I believe that agility can make businesses better, not just because the practices are helpful, but because the principles of agility actually work with our natural tendencies. One of the most powerful of these principles is the efficiency of small teams. More experienced and academic people than I can tell you why small teams are so effective but for some anecdotal evidence, let’s take another trip my nursery class.

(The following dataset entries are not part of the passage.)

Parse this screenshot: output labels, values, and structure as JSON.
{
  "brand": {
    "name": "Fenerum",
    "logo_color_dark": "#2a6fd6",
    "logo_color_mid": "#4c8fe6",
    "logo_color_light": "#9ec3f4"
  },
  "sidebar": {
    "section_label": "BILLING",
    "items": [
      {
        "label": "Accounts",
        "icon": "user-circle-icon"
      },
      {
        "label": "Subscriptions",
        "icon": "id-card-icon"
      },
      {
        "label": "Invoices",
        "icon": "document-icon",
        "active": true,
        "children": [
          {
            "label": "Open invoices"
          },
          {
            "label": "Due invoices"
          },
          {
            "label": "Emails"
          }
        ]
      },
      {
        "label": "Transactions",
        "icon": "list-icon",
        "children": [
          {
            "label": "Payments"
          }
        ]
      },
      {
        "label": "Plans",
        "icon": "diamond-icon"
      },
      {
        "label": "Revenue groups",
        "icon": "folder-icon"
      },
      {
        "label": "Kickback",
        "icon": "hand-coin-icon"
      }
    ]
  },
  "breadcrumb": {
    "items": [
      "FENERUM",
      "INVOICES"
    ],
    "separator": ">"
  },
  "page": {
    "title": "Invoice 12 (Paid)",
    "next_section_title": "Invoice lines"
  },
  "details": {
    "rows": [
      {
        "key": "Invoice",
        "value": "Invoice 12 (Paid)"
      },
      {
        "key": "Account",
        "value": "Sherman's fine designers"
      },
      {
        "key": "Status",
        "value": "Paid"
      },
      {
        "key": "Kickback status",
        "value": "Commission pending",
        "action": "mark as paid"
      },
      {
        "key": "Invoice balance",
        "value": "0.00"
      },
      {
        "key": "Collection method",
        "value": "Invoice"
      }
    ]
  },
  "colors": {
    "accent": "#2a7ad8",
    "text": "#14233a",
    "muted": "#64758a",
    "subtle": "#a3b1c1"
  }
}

There are many young and hip families that come to our church, and with young families come young kids. Sometimes, LOTS of young kids. At times we have 30 kids between 1.5 and 3 years old in our nursery class. Many years ago, we held class in the gym. What better space for 30 toddlers than a wide open gym full of toys, books and puzzles? The adults would pick a zone and play with whatever kids happened to show up. On good days, this setup was OK. If one child was upset, a leader could help console/distract them, and the rest of the chaos continued as scheduled. But during the full moon and several random Sundays in between, pandemonium would ensue. One child that didn’t sleep well last night was grumpy, he took a toy from a generally happy kid which made him generally unhappy. It was like dominoes, each bit of sadness was replicated to the next kid and then magnified! It was certainly time for a different approach: Divide and conquer! Two smaller classes of 15 had to be easier to manage. We would take 15 of the kids into a smaller room, and do focused activities like a small lesson and sing songs. The other 15 would stay in the large gym and play with toys and have a snack. This worked better, but it seemed that even with three adults in a room, there were not enough hands to help when the chain reaction of crying started. So we divided and conquered again. Three classes of no more than 10 kids. One class was lesson and snack, another was singing time, and then the large room full of toys. Magic happened! Grumpy kids could have one of the two adult friends at their side almost immediately. The domino effect occurred less. Kids that normally disrupted the class, would pay attention and participate. The rate of growth of gray hair on the adults was cut in half (ok…maybe I didn’t really measure this one)! But why? We didn’t change our activities. We didn’t change the number of adults (started with 6 and ended with 6). We didn’t implement a new corporate strategy or read a best-selling book or hire an efficiency consultant. We only changed the group size. In most Agile methodologies the suggested team size is 7 +/- 2, or “a two pizza team.” There are many reasons and examples provided such as Dunbar’s number (excellent description here) and illustrations like the communication paths created as teams grow in number (check out this blogpost). I love these concepts and use them often in my training and coaching. But in our nursery, we are not talking about a team that is trying to deliver a product to market. We are talking about small children who are more concerned with their fish on a stick than trying to work together. At the end of the day, it doesn’t take a professional sociologist to see that small teams are more productive, responsive, and less stressful in all kinds of settings. I see this hold true for groups and teams in my life, which is why I am so passionate about it. It’s not just a handy tool, but a real phenomena I’ve witnessed. When I’m part of a small team, I can change direction faster, communicate with my co-worker more quickly, and naturally align with the rest of my team. It doesn’t take a lot of adoption or change management because it just feels right. It feels natural.